You can add a Gateway module to UniCERT, which lets your PKI accept remote certification requests securely via e-mail and the Web. The Gateway channels the request to the RA, which enters it into the database. The RAO processes the request, and the Gateway returns the certificate (or URL reference in the case of a Web-based request) to the end-user via e-mail.
Two of UniCERT's most useful tools are the PKI Editor and the Security Policy Editor. These graphical layout tools provided quick and easy access to some otherwise tedious tasks, and they gave me great insight into my environment.
With the PKI Editor, defining and structuring my PKI was as easy as dragging components to the layout. When I drew lines between the components and their defining attributes, UniCERT built the necessary key pairs and certificates based on the defined policies and dependencies. The resulting hierarchical map provided a clear overview of my PKI, as well as point-and-click access for editing and deleting components.
The Security Policy Editor was equally adept at designing registration screens and certification template for use by the RAO. In addition to the typical fields, such as key strength and renewal policies, nonstandard fields, such as the user's driver's license number or a head-shot, can be included in the registration process. Although not published with the certificate, these extra items are stored with certificate data and improve overall security, allowing you to authenticate the requester of a lost key against a photograph, for example.

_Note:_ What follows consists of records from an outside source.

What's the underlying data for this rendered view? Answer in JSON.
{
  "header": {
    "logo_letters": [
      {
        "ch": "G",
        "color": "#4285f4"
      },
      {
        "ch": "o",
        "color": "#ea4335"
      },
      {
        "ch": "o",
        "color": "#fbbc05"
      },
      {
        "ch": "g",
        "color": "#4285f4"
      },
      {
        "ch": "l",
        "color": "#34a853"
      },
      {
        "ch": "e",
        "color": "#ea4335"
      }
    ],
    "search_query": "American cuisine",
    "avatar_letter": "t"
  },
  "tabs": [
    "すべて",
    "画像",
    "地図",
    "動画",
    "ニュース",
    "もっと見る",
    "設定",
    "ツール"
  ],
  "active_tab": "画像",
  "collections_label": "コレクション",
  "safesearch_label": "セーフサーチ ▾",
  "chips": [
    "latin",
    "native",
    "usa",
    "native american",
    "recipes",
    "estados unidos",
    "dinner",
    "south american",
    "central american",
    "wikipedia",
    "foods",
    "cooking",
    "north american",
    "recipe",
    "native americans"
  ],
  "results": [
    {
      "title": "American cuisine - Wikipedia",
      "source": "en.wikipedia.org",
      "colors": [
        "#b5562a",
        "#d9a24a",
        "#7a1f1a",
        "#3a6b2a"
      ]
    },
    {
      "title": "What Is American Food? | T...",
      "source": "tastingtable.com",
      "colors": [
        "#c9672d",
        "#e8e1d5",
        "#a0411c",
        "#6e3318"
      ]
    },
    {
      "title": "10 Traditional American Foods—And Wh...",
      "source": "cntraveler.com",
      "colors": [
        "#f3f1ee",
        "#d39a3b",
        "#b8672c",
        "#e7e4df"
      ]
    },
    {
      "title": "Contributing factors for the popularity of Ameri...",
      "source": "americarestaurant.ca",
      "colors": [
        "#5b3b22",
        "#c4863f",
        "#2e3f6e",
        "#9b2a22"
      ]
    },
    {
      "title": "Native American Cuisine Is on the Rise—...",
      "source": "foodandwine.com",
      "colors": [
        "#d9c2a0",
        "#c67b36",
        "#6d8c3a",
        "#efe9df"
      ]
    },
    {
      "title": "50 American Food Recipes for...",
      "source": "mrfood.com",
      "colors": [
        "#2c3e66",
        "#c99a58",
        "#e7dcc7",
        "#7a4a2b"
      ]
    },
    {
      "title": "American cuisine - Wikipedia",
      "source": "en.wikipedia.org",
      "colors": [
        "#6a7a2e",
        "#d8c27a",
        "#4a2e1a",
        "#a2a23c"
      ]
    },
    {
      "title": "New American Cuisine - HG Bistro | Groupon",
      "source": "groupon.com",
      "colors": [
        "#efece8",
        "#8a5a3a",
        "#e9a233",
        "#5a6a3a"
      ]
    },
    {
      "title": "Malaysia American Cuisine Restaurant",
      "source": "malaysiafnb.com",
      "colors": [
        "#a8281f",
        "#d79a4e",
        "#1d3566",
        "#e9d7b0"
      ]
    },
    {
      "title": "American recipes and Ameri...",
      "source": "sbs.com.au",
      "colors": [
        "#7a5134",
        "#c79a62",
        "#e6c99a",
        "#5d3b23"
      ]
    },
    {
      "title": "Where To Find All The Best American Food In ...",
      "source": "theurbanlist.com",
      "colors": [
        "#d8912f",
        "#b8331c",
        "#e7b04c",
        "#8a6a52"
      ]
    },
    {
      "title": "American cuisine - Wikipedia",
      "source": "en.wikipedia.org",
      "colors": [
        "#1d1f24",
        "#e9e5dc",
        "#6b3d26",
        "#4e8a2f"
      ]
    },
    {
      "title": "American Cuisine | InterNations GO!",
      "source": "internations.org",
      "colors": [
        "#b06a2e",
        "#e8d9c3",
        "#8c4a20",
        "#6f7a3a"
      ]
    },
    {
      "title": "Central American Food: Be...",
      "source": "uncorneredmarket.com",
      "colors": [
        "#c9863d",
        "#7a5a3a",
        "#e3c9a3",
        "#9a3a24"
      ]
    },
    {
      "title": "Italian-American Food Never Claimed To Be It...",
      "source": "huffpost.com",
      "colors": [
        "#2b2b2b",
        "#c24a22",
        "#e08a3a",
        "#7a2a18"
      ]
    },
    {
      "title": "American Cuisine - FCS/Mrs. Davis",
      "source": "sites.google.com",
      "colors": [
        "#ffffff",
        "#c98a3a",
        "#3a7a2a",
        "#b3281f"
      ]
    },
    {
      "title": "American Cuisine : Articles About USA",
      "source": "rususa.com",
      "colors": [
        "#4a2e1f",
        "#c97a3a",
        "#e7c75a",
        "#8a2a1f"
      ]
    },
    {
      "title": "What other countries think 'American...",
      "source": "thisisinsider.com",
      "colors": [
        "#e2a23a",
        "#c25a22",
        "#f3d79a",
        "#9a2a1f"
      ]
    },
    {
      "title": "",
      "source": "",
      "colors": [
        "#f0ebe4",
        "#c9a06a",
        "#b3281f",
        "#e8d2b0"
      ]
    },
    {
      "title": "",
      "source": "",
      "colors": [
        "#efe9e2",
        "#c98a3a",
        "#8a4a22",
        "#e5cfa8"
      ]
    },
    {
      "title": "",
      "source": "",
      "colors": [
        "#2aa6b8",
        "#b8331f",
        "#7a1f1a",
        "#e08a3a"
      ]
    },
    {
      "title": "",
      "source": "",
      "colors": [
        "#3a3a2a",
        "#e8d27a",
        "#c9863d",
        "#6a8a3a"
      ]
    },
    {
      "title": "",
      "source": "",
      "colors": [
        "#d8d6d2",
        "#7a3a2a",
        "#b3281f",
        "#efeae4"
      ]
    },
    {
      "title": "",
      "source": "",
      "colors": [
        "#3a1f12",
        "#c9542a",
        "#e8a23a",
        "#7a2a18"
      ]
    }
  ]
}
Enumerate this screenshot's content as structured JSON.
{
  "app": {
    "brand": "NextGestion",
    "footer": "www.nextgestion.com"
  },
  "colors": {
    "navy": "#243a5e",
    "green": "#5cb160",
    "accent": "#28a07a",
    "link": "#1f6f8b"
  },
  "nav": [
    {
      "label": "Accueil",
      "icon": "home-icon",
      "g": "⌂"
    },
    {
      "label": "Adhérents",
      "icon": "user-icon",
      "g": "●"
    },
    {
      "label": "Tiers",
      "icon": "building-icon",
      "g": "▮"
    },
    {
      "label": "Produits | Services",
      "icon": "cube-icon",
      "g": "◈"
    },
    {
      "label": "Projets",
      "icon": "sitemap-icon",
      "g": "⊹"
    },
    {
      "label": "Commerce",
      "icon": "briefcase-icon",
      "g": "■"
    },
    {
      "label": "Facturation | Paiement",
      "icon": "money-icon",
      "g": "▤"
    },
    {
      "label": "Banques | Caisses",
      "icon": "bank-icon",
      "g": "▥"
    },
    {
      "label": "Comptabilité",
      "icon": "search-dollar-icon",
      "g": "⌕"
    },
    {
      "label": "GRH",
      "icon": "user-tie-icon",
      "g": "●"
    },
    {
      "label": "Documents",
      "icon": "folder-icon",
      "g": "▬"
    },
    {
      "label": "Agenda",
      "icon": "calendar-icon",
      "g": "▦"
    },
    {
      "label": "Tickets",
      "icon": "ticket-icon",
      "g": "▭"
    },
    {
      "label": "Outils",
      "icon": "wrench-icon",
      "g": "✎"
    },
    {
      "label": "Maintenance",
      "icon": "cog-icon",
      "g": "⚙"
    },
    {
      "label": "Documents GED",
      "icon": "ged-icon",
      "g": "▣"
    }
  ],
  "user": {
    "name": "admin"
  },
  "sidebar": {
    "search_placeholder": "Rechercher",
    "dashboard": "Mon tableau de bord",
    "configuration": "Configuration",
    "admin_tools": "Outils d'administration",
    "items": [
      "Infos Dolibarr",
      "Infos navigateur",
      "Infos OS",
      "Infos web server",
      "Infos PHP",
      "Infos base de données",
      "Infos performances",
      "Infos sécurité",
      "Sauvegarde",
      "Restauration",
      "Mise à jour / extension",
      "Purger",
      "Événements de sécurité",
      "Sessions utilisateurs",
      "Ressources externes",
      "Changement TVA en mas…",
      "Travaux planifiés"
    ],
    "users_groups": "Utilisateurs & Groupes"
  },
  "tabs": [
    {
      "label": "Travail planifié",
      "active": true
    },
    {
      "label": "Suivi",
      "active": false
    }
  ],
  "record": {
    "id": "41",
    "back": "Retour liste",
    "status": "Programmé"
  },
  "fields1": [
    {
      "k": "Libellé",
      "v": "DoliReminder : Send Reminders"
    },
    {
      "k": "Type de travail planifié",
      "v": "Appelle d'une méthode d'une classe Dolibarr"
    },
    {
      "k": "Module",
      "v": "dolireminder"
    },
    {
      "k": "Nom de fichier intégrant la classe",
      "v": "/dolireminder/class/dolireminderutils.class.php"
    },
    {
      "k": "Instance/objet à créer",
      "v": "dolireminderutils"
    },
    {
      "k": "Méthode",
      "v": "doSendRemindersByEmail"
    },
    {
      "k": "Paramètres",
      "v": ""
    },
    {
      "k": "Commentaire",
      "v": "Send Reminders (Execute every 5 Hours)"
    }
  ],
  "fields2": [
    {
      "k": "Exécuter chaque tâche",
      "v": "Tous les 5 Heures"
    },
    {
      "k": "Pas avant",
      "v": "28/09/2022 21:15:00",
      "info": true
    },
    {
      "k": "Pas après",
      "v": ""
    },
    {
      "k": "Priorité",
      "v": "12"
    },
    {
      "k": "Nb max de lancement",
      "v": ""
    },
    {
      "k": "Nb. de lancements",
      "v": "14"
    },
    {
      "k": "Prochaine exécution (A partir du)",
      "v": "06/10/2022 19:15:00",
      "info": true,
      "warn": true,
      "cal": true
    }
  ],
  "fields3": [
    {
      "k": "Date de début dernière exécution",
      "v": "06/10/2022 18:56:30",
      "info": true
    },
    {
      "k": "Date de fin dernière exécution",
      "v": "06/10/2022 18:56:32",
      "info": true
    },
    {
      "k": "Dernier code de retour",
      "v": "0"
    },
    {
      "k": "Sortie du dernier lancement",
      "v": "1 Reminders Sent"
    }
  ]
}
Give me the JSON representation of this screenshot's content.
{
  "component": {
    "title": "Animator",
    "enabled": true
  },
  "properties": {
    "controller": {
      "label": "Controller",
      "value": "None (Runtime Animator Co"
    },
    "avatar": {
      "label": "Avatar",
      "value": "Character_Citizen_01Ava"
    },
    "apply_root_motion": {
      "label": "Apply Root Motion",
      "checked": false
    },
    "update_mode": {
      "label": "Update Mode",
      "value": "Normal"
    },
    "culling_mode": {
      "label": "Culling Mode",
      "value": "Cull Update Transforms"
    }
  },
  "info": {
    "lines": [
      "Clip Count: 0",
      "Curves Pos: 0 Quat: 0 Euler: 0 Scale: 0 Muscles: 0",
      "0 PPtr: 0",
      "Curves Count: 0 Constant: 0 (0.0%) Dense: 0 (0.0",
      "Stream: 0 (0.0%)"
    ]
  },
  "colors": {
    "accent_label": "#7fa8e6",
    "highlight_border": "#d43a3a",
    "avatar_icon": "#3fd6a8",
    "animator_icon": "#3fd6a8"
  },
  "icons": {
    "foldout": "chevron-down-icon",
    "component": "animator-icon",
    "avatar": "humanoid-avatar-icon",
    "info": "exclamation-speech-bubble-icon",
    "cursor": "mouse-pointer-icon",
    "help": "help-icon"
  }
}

Also, the UniCERT Archive Server 1.0 module provides safe archival and retrieval of end-user encrypted private keys. When a personal identification number or smart card is lost, the Security Officer can search for and retrieve keys from the archive using information given by the user. In my testing, I quickly retrieved sample keys based on search criteria via the easy-to-use GUI.
Unfortunately, this implementation of the Archive Server seems to be a stopgap effort to address the need for corporate backup. It does not provide for distributed architecture or multiple security officers, and it fails to support the split Personal Secure Environment (PSE) feature of UniCERT (a distributed PSE file containing certificate and key information). Improvements are slated for a future release, but users are left with an interim solution that falls short of the comprehensiveness offered by the rest of the UniCERT package.
But overall, UniCERT is an effective, policy-driven certificate authoring system that will not only tighten security, but will also reduce maintenance costs through automation and its extensible modular design.
James R. Borck (james.borck @industrialart.com) is a frequent InfoWorld contributor and IS Director for Industrial Art & Science, in Connecticut.
THE BOTTOM LINE: VERY GOOD
Baltimore Technologies UniCERT 3.0.5
Summary: This public key infrastructure (PKI) tool's graphical toolkit makes setting up the certificate authority (CA) easy. Its automated capabilities lighten your workload, and a newly implemented Archive Server can ease key backup and retrieval efforts.
Business Case: Although start-up costs for all of the UniCERT modules needed to build an effective PKI are a major financial commitment, return on investment comes from reduced maintenance and an improved Internet-commerce security framework.
+ Graphical toolkit interface
+ Backup server for key archival
+ Great policy and implementation control+ Modular design integrates easilyCons:
- Windows NT-only certificate authority
Cost: $US25,000, CA; $22,000, archive server; $3,000, gateway; $3,000, Certificate Authority Operator; $5,000, registration authority (RA); $1,500, Registration Authority OperatorPlatform(s): CA: Windows NT; RA: Windows 95/98, NTBaltimore Technologies PLC; +1-877-228-9754; http://www.baltimore.com